- The Ghost of Meter: Culture and Prosody in American Free Verse
Poet, editor, and scholar Annie Finch has written an illuminating new book about the uses of prosody in American poetry focussing on pivotal moments in literary history or what she calls "metrical crises." The title, Finch explains, comes from Eliot's definition of "good free verse as poetry that uses, not meter, but the 'ghost' of meter" in "Reflections on Vers Libre" from the Selected Prose of T.S. Eliot (82). The Ghost of Meter: Culture and Prosody in American Free Verse builds on previous examinations of the relationship between meter, subject matter, and poetic effects to introduce the idea of the "metrical code": "The words in such poems comment, on one level, on their own meter, just as meter enriches the meaning of the words" (1).
In Chapter One, "Meter, Meaning, and the Metrical Code," Finch examines earlier theories of prosody: the theory of propriety, the appropriateness of metrical choices in relation to subject matter and genre; the iconic theory, the idea that rhythm creates meaningful sounds and stresses significant words; and the frame theory, which poet John Hollander has championed, "the idea that a meter constitutes a meaningful 'contract' with the reader by evoking prior poems in the same meter" (3).
Finch's chapters include discussions of the metrics of Dickinson, Whitman, Stephen Crane, Eliot; the final brief chapter, "Contemporary Free Verse: A Postscript," glosses prosodic innovations of poets Audre Lorde and Charles Wright.
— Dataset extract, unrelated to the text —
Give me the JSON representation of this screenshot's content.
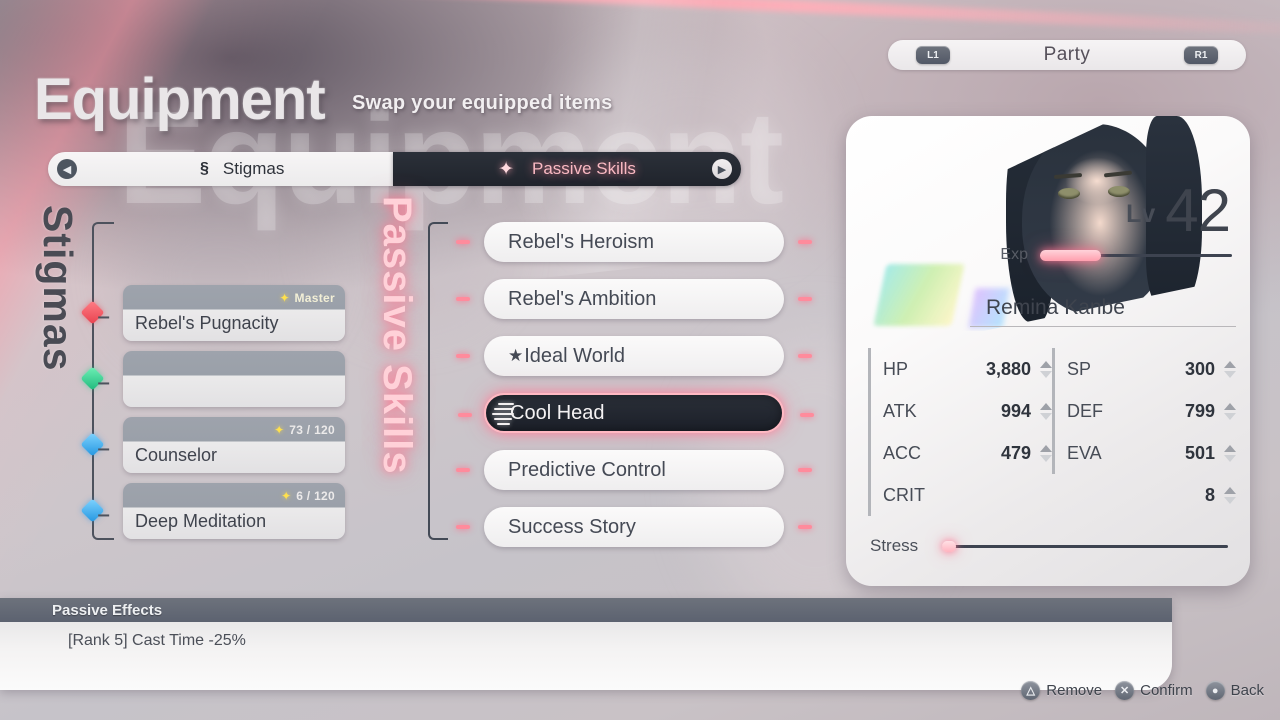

She includes cultural and historical influences as well as literary ones that led to the metrical crises, and persuasive examples of each poet's efforts at resolving the crisis in his or her own work. For example, the [End Page 129] chapters on Whitman and T.S. Eliot present exciting observations about the prosodic originality of these poets. In "T.S. Eliot and the Metrical Crisis of the Early Twentieth Century" Finch discusses critiques of free and formal verse beginning in 1912, played out in the pages of the first issues of Poetry magazine and elsewhere, that presage similar debates today. She explores the tension between Eliot's iambics and dactyls and shows how he resolves it in a fusion of free verse and meter, particularly in his late work, The Four Quartets. In "Iambic and Dactylic Associations in Leaves of Grass" Finch counters conventional criticism by demonstrating in what ways the other nineteenth-century American genius relies on meters.
In "Dickinson and Patriarchal Meter: A Theory of the Metrical Code" the author relies on feminist theory to frame her discussion of Dickinson's relation to canonic prosody. "Because of her unusual historical position and passionate, involved poetic struggle, Dickinson is an ideal subject for the study of how meter encodes information about a poem's relation to contemporaneous influences, traditions, and societal attitudes and to the poetic past and its supporting social structures," states Finch (13).
She uses The Madwoman in the Attic by Sandra Gilbert and Susan Gubar to introduce the female poet's experience in relation to patriarchal meter. "According to Gilbert and Gubar, women writers have traditionally struggled out from the double bind of the 'anxiety of authorship' by disguising their own messages within the surface forms of male genres, thus managing 'the difficult task of achieving true female literary authority by simultaneously conforming to and subverting patriarchal literary standards'" (Finch 18). Finch speculates that this idea sheds light on Dickinson's choice to "gnaw at iambic pentameter mostly from a strict metrical framework in the mid-nineteenth century, rather than radically loosening meter as did her contemporary, Whitman" (18).
I believe that Alicia Ostriker's description of Dickinson's poetry and her relation to it as "duplicitous" (Stealing the Language: The Emergence of Women's Poetry in America) is relevant here: "I use the term 'duplicitous' rather than 'ironic' because in irony the unstated meaning cancels the stated one; here, contrary meanings coexist with equal force, because they have [End Page 130] equal force within the poet" (Ostriker 40-41). According...